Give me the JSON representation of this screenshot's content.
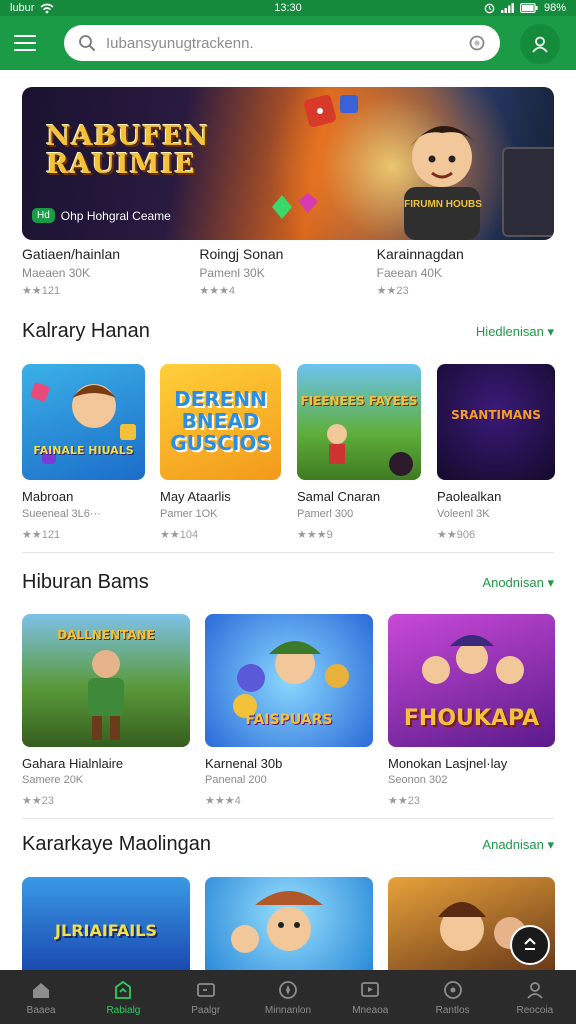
{
  "status_bar": {
    "carrier": "lubur",
    "time": "13:30",
    "battery": "98%"
  },
  "search": {
    "placeholder": "Iubansyunugtrackenn."
  },
  "banner": {
    "logo_line1": "NABUFEN",
    "logo_line2": "RAUIMIE",
    "badge": "Hd",
    "caption": "Ohp Hohgral Ceame",
    "hero_shirt": "FIRUMN HOUBS"
  },
  "banner_items": [
    {
      "title": "Gatiaen/hainlan",
      "sub": "Maeaen 30K",
      "rating": "★★121"
    },
    {
      "title": "Roingj Sonan",
      "sub": "Pamenl 30K",
      "rating": "★★★4"
    },
    {
      "title": "Karainnagdan",
      "sub": "Faeean 40K",
      "rating": "★★23"
    }
  ],
  "sections": [
    {
      "title": "Kalrary Hanan",
      "more": "Hiedlenisan ▾",
      "items": [
        {
          "title": "Mabroan",
          "sub": "Sueeneal 3L6···",
          "rating": "★★121",
          "art": "FAINALE HIUALS"
        },
        {
          "title": "May Ataarlis",
          "sub": "Pamer 1OK",
          "rating": "★★104",
          "art": "DERENN BNEAD GUSCIOS"
        },
        {
          "title": "Samal Cnaran",
          "sub": "Pamerl 300",
          "rating": "★★★9",
          "art": "FIEENEES FAYEES"
        },
        {
          "title": "Paolealkan",
          "sub": "Voleenl 3K",
          "rating": "★★906",
          "art": "SRANTIMANS"
        }
      ]
    },
    {
      "title": "Hiburan Bams",
      "more": "Anodnisan ▾",
      "items": [
        {
          "title": "Gahara Hialnlaire",
          "sub": "Samere 20K",
          "rating": "★★23",
          "art": "DALLNENTANE"
        },
        {
          "title": "Karnenal 30b",
          "sub": "Panenal 200",
          "rating": "★★★4",
          "art": "FAISPUARS"
        },
        {
          "title": "Monokan Lasjnel·lay",
          "sub": "Seonon 302",
          "rating": "★★23",
          "art": "FHOUKAPA"
        }
      ]
    },
    {
      "title": "Kararkaye Maolingan",
      "more": "Anadnisan ▾",
      "items": [
        {
          "art": "JLRIAIFAILS"
        },
        {
          "art": ""
        },
        {
          "art": ""
        }
      ]
    }
  ],
  "bottom_nav": [
    {
      "label": "Baaea",
      "icon": "home-icon"
    },
    {
      "label": "Rabialg",
      "icon": "store-icon"
    },
    {
      "label": "Paalgr",
      "icon": "games-icon"
    },
    {
      "label": "Minnanlon",
      "icon": "compass-icon"
    },
    {
      "label": "Mneaoa",
      "icon": "media-icon"
    },
    {
      "label": "Rantlos",
      "icon": "circle-icon"
    },
    {
      "label": "Reocoia",
      "icon": "profile-icon"
    }
  ],
  "colors": {
    "brand_green": "#1c9b47",
    "nav_active": "#2ecc62",
    "nav_bg": "#2b2b2b"
  }
}
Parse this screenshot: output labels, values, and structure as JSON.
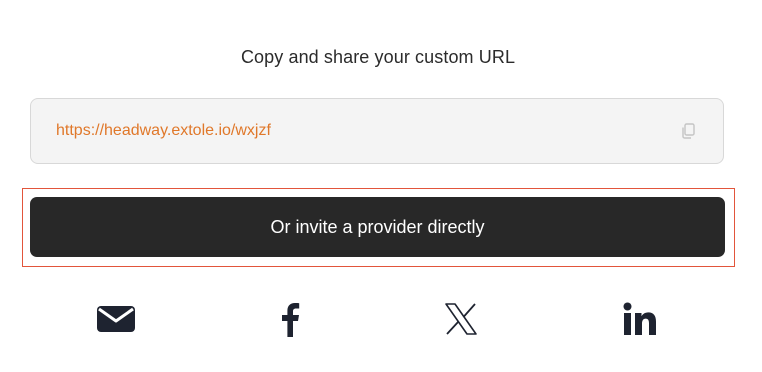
{
  "share": {
    "heading": "Copy and share your custom URL",
    "url": "https://headway.extole.io/wxjzf",
    "copy_icon": "copy-icon",
    "invite_button_label": "Or invite a provider directly",
    "social_icons": [
      "email-icon",
      "facebook-icon",
      "x-icon",
      "linkedin-icon"
    ]
  },
  "colors": {
    "url_text": "#e0782a",
    "button_bg": "#282828",
    "highlight_border": "#e2553b",
    "icon_color": "#1e2330"
  }
}
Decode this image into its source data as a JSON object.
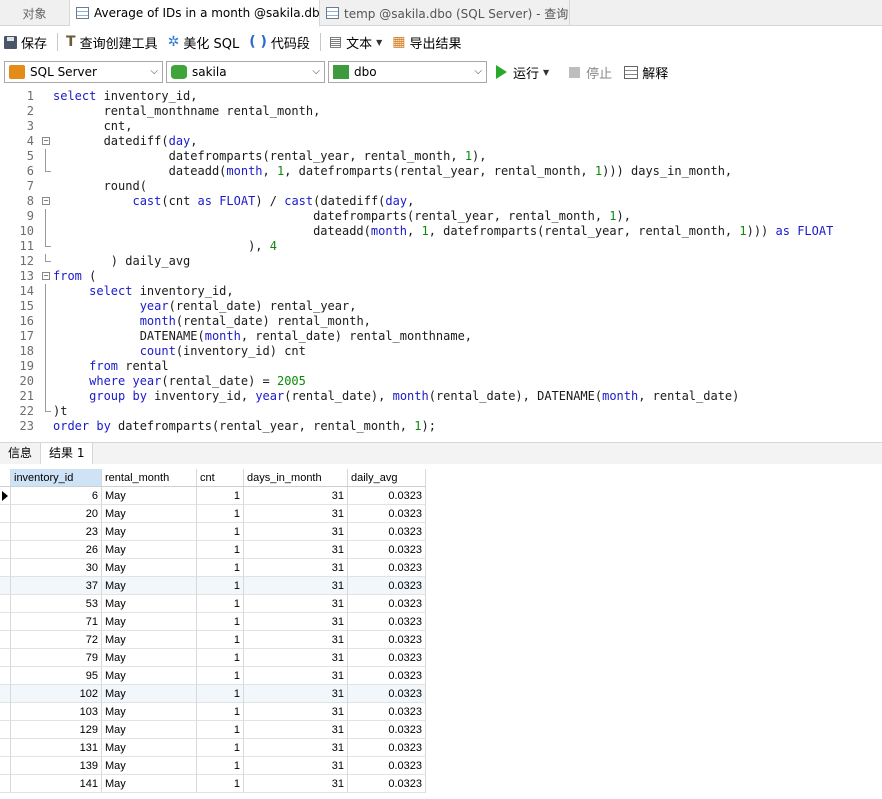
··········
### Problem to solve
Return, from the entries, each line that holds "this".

### Written response
Give me the JSON representation of this screenshot's content.
Parse this screenshot: output labels, values, and structure as JSON.
Decode this image into its source data as a JSON object.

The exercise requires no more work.